* _Records supplied_:
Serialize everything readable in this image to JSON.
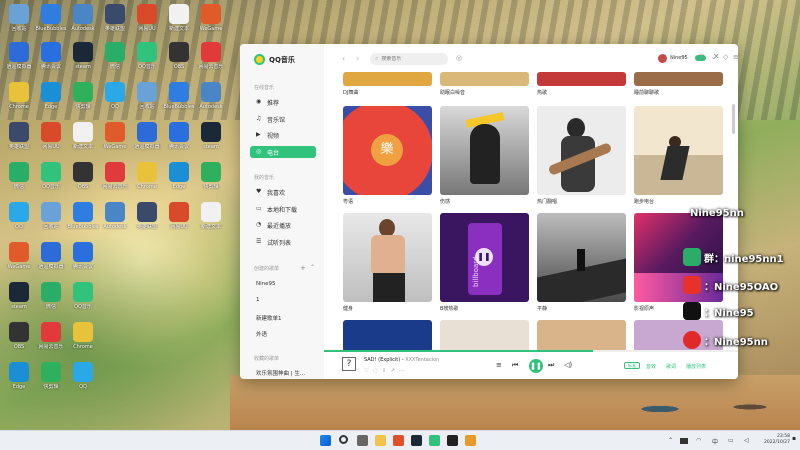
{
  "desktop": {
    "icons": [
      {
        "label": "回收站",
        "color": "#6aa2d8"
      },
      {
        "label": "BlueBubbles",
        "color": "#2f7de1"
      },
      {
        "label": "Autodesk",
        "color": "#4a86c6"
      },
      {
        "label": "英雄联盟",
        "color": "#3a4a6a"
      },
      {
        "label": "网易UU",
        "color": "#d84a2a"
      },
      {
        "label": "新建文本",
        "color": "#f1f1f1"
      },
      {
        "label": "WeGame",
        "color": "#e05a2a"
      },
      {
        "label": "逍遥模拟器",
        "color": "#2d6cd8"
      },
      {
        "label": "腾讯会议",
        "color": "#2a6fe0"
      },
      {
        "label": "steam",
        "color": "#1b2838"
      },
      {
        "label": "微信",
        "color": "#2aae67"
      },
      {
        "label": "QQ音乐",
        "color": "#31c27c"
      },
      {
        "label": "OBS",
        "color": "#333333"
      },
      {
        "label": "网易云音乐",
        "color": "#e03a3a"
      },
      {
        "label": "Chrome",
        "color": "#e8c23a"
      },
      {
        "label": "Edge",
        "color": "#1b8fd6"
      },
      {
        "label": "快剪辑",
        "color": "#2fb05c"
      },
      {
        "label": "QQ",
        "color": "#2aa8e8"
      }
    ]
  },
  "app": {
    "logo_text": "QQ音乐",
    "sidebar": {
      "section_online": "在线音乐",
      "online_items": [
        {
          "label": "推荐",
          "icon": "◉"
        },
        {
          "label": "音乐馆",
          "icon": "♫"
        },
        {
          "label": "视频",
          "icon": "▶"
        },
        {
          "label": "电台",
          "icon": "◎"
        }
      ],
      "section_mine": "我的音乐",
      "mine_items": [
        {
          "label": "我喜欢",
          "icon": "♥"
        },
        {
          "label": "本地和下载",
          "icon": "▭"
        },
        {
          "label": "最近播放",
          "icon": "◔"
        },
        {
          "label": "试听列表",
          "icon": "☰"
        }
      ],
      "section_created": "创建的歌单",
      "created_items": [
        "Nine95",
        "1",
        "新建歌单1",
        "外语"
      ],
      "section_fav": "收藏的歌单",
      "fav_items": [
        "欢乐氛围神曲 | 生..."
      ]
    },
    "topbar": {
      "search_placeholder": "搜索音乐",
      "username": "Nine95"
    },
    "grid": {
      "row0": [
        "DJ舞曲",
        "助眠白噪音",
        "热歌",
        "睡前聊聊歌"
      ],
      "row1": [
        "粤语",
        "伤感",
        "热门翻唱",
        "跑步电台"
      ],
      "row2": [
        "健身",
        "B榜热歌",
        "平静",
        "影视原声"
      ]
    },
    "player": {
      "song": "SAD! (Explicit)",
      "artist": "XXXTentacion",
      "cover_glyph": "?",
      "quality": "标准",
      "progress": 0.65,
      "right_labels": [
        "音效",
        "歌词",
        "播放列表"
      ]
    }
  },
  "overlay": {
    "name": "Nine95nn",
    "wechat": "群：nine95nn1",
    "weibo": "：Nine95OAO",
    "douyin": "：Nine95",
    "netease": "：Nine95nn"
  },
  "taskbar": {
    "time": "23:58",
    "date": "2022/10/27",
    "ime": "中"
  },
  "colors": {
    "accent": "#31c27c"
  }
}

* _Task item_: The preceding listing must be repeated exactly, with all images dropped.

* _Answer box_:
Serialize everything readable in this image to JSON.
{
  "desktop": {
    "icons": [
      {
        "label": "回收站",
        "color": "#6aa2d8"
      },
      {
        "label": "BlueBubbles",
        "color": "#2f7de1"
      },
      {
        "label": "Autodesk",
        "color": "#4a86c6"
      },
      {
        "label": "英雄联盟",
        "color": "#3a4a6a"
      },
      {
        "label": "网易UU",
        "color": "#d84a2a"
      },
      {
        "label": "新建文本",
        "color": "#f1f1f1"
      },
      {
        "label": "WeGame",
        "color": "#e05a2a"
      },
      {
        "label": "逍遥模拟器",
        "color": "#2d6cd8"
      },
      {
        "label": "腾讯会议",
        "color": "#2a6fe0"
      },
      {
        "label": "steam",
        "color": "#1b2838"
      },
      {
        "label": "微信",
        "color": "#2aae67"
      },
      {
        "label": "QQ音乐",
        "color": "#31c27c"
      },
      {
        "label": "OBS",
        "color": "#333333"
      },
      {
        "label": "网易云音乐",
        "color": "#e03a3a"
      },
      {
        "label": "Chrome",
        "color": "#e8c23a"
      },
      {
        "label": "Edge",
        "color": "#1b8fd6"
      },
      {
        "label": "快剪辑",
        "color": "#2fb05c"
      },
      {
        "label": "QQ",
        "color": "#2aa8e8"
      }
    ]
  },
  "app": {
    "logo_text": "QQ音乐",
    "sidebar": {
      "section_online": "在线音乐",
      "online_items": [
        {
          "label": "推荐",
          "icon": "◉"
        },
        {
          "label": "音乐馆",
          "icon": "♫"
        },
        {
          "label": "视频",
          "icon": "▶"
        },
        {
          "label": "电台",
          "icon": "◎"
        }
      ],
      "section_mine": "我的音乐",
      "mine_items": [
        {
          "label": "我喜欢",
          "icon": "♥"
        },
        {
          "label": "本地和下载",
          "icon": "▭"
        },
        {
          "label": "最近播放",
          "icon": "◔"
        },
        {
          "label": "试听列表",
          "icon": "☰"
        }
      ],
      "section_created": "创建的歌单",
      "created_items": [
        "Nine95",
        "1",
        "新建歌单1",
        "外语"
      ],
      "section_fav": "收藏的歌单",
      "fav_items": [
        "欢乐氛围神曲 | 生..."
      ]
    },
    "topbar": {
      "search_placeholder": "搜索音乐",
      "username": "Nine95"
    },
    "grid": {
      "row0": [
        "DJ舞曲",
        "助眠白噪音",
        "热歌",
        "睡前聊聊歌"
      ],
      "row1": [
        "粤语",
        "伤感",
        "热门翻唱",
        "跑步电台"
      ],
      "row2": [
        "健身",
        "B榜热歌",
        "平静",
        "影视原声"
      ]
    },
    "player": {
      "song": "SAD! (Explicit)",
      "artist": "XXXTentacion",
      "cover_glyph": "?",
      "quality": "标准",
      "progress": 0.65,
      "right_labels": [
        "音效",
        "歌词",
        "播放列表"
      ]
    }
  },
  "overlay": {
    "name": "Nine95nn",
    "wechat": "群：nine95nn1",
    "weibo": "：Nine95OAO",
    "douyin": "：Nine95",
    "netease": "：Nine95nn"
  },
  "taskbar": {
    "time": "23:58",
    "date": "2022/10/27",
    "ime": "中"
  },
  "colors": {
    "accent": "#31c27c"
  }
}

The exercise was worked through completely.